> [Problem description] Lines holding the string "Gradient": copy each one from the listing below.

+ + +

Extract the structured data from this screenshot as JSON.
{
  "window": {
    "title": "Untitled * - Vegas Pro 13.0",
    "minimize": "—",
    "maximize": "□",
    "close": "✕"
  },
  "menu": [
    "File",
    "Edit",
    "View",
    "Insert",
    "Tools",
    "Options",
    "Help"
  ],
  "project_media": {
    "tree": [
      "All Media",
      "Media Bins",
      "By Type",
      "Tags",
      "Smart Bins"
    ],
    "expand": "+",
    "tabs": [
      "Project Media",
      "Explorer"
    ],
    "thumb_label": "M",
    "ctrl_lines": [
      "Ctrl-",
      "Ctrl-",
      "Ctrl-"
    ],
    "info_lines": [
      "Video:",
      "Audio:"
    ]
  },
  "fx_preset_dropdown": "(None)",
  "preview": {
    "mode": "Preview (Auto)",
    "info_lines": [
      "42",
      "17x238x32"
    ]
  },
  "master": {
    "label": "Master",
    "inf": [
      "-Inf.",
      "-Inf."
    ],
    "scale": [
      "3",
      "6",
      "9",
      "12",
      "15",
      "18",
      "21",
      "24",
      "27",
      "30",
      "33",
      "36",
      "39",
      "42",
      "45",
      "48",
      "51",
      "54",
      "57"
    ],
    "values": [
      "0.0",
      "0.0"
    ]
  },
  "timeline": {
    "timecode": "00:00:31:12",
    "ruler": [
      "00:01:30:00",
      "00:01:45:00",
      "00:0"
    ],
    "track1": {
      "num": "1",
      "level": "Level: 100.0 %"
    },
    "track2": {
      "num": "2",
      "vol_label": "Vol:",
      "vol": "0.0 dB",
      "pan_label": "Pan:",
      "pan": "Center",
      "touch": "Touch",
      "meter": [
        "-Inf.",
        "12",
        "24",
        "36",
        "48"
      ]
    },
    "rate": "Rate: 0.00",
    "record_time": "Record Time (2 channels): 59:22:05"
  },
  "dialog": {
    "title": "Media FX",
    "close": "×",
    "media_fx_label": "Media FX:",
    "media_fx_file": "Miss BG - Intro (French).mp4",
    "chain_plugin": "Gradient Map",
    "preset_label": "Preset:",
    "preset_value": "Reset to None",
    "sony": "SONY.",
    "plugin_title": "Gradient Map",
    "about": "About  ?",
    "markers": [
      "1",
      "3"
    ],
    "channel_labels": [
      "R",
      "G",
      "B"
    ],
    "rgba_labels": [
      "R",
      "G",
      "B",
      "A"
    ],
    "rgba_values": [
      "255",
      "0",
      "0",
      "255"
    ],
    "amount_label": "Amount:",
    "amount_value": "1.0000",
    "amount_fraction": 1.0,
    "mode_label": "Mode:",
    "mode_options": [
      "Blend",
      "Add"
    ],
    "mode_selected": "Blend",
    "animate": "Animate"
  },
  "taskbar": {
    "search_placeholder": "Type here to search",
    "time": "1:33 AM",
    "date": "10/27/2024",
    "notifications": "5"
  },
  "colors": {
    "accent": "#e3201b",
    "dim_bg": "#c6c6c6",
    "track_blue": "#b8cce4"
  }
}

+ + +

> [Answer section]
    "chain_plugin": "Gradient Map",
    "plugin_title": "Gradient Map",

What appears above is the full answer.